Element data from apps and pages:

%%

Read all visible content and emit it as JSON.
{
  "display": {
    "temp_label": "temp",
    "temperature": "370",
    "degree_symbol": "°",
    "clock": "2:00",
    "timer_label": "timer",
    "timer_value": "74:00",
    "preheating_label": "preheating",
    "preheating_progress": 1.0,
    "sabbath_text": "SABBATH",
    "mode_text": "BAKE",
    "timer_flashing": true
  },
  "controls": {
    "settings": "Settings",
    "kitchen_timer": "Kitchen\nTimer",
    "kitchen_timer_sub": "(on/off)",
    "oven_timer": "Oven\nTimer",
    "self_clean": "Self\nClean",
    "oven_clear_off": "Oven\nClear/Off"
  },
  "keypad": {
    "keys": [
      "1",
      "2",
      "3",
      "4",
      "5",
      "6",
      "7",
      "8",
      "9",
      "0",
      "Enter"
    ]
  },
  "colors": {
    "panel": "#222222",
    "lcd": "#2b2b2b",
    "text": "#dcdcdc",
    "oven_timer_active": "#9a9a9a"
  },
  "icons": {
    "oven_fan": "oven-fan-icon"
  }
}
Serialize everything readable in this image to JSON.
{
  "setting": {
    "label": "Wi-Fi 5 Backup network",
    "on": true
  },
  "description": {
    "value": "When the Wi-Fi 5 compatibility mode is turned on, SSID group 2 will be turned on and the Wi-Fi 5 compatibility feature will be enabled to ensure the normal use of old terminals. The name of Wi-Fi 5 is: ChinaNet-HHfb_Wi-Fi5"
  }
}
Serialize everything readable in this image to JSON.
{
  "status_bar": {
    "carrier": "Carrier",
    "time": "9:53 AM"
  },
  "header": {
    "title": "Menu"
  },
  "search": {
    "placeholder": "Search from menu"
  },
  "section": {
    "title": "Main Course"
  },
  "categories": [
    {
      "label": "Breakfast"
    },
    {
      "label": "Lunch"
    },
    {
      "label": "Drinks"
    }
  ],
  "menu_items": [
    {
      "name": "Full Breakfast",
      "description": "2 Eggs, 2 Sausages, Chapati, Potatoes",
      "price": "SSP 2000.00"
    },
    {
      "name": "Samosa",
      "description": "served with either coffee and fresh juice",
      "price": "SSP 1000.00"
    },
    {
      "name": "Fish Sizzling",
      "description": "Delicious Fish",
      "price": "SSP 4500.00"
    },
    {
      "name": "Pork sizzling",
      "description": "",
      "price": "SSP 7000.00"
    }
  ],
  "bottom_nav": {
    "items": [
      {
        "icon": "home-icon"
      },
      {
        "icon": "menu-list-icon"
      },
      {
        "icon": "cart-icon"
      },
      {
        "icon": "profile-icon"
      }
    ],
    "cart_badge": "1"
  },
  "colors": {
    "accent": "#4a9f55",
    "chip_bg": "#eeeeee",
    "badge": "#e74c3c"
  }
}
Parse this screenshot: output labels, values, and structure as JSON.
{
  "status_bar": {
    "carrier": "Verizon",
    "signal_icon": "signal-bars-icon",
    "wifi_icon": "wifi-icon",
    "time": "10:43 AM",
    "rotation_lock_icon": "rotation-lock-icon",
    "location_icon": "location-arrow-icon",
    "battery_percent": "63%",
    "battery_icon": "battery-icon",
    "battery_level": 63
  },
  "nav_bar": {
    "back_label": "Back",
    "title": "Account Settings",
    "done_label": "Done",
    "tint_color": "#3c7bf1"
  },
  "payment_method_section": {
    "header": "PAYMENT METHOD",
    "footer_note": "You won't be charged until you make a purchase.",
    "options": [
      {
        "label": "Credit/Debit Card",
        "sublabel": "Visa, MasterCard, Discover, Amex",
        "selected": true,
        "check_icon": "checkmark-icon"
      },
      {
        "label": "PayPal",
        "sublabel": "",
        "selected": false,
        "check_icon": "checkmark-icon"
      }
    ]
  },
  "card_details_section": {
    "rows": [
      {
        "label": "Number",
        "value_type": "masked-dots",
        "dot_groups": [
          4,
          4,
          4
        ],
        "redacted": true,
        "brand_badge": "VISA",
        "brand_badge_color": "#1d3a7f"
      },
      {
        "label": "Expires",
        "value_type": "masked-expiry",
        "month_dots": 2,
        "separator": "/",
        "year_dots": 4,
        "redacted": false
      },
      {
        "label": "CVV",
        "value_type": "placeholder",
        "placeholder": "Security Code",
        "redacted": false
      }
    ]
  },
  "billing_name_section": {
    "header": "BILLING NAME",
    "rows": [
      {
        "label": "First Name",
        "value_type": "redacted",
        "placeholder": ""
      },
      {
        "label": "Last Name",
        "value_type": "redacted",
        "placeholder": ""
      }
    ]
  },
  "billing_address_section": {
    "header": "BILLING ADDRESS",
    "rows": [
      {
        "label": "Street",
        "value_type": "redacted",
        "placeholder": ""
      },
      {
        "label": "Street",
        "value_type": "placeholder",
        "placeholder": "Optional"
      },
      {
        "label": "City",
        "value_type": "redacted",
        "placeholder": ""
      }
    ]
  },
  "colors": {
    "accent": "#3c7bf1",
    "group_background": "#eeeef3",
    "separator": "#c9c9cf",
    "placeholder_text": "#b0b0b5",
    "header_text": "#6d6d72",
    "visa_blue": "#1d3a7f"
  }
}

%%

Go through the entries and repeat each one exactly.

**RESPONSE**
Read all visible content and emit it as JSON.
{
  "display": {
    "temp_label": "temp",
    "temperature": "370",
    "degree_symbol": "°",
    "clock": "2:00",
    "timer_label": "timer",
    "timer_value": "74:00",
    "preheating_label": "preheating",
    "preheating_progress": 1.0,
    "sabbath_text": "SABBATH",
    "mode_text": "BAKE",
    "timer_flashing": true
  },
  "controls": {
    "settings": "Settings",
    "kitchen_timer": "Kitchen\nTimer",
    "kitchen_timer_sub": "(on/off)",
    "oven_timer": "Oven\nTimer",
    "self_clean": "Self\nClean",
    "oven_clear_off": "Oven\nClear/Off"
  },
  "keypad": {
    "keys": [
      "1",
      "2",
      "3",
      "4",
      "5",
      "6",
      "7",
      "8",
      "9",
      "0",
      "Enter"
    ]
  },
  "colors": {
    "panel": "#222222",
    "lcd": "#2b2b2b",
    "text": "#dcdcdc",
    "oven_timer_active": "#9a9a9a"
  },
  "icons": {
    "oven_fan": "oven-fan-icon"
  }
}
Serialize everything readable in this image to JSON.
{
  "setting": {
    "label": "Wi-Fi 5 Backup network",
    "on": true
  },
  "description": {
    "value": "When the Wi-Fi 5 compatibility mode is turned on, SSID group 2 will be turned on and the Wi-Fi 5 compatibility feature will be enabled to ensure the normal use of old terminals. The name of Wi-Fi 5 is: ChinaNet-HHfb_Wi-Fi5"
  }
}
Serialize everything readable in this image to JSON.
{
  "status_bar": {
    "carrier": "Carrier",
    "time": "9:53 AM"
  },
  "header": {
    "title": "Menu"
  },
  "search": {
    "placeholder": "Search from menu"
  },
  "section": {
    "title": "Main Course"
  },
  "categories": [
    {
      "label": "Breakfast"
    },
    {
      "label": "Lunch"
    },
    {
      "label": "Drinks"
    }
  ],
  "menu_items": [
    {
      "name": "Full Breakfast",
      "description": "2 Eggs, 2 Sausages, Chapati, Potatoes",
      "price": "SSP 2000.00"
    },
    {
      "name": "Samosa",
      "description": "served with either coffee and fresh juice",
      "price": "SSP 1000.00"
    },
    {
      "name": "Fish Sizzling",
      "description": "Delicious Fish",
      "price": "SSP 4500.00"
    },
    {
      "name": "Pork sizzling",
      "description": "",
      "price": "SSP 7000.00"
    }
  ],
  "bottom_nav": {
    "items": [
      {
        "icon": "home-icon"
      },
      {
        "icon": "menu-list-icon"
      },
      {
        "icon": "cart-icon"
      },
      {
        "icon": "profile-icon"
      }
    ],
    "cart_badge": "1"
  },
  "colors": {
    "accent": "#4a9f55",
    "chip_bg": "#eeeeee",
    "badge": "#e74c3c"
  }
}
Parse this screenshot: output labels, values, and structure as JSON.
{
  "status_bar": {
    "carrier": "Verizon",
    "signal_icon": "signal-bars-icon",
    "wifi_icon": "wifi-icon",
    "time": "10:43 AM",
    "rotation_lock_icon": "rotation-lock-icon",
    "location_icon": "location-arrow-icon",
    "battery_percent": "63%",
    "battery_icon": "battery-icon",
    "battery_level": 63
  },
  "nav_bar": {
    "back_label": "Back",
    "title": "Account Settings",
    "done_label": "Done",
    "tint_color": "#3c7bf1"
  },
  "payment_method_section": {
    "header": "PAYMENT METHOD",
    "footer_note": "You won't be charged until you make a purchase.",
    "options": [
      {
        "label": "Credit/Debit Card",
        "sublabel": "Visa, MasterCard, Discover, Amex",
        "selected": true,
        "check_icon": "checkmark-icon"
      },
      {
        "label": "PayPal",
        "sublabel": "",
        "selected": false,
        "check_icon": "checkmark-icon"
      }
    ]
  },
  "card_details_section": {
    "rows": [
      {
        "label": "Number",
        "value_type": "masked-dots",
        "dot_groups": [
          4,
          4,
          4
        ],
        "redacted": true,
        "brand_badge": "VISA",
        "brand_badge_color": "#1d3a7f"
      },
      {
        "label": "Expires",
        "value_type": "masked-expiry",
        "month_dots": 2,
        "separator": "/",
        "year_dots": 4,
        "redacted": false
      },
      {
        "label": "CVV",
        "value_type": "placeholder",
        "placeholder": "Security Code",
        "redacted": false
      }
    ]
  },
  "billing_name_section": {
    "header": "BILLING NAME",
    "rows": [
      {
        "label": "First Name",
        "value_type": "redacted",
        "placeholder": ""
      },
      {
        "label": "Last Name",
        "value_type": "redacted",
        "placeholder": ""
      }
    ]
  },
  "billing_address_section": {
    "header": "BILLING ADDRESS",
    "rows": [
      {
        "label": "Street",
        "value_type": "redacted",
        "placeholder": ""
      },
      {
        "label": "Street",
        "value_type": "placeholder",
        "placeholder": "Optional"
      },
      {
        "label": "City",
        "value_type": "redacted",
        "placeholder": ""
      }
    ]
  },
  "colors": {
    "accent": "#3c7bf1",
    "group_background": "#eeeef3",
    "separator": "#c9c9cf",
    "placeholder_text": "#b0b0b5",
    "header_text": "#6d6d72",
    "visa_blue": "#1d3a7f"
  }
}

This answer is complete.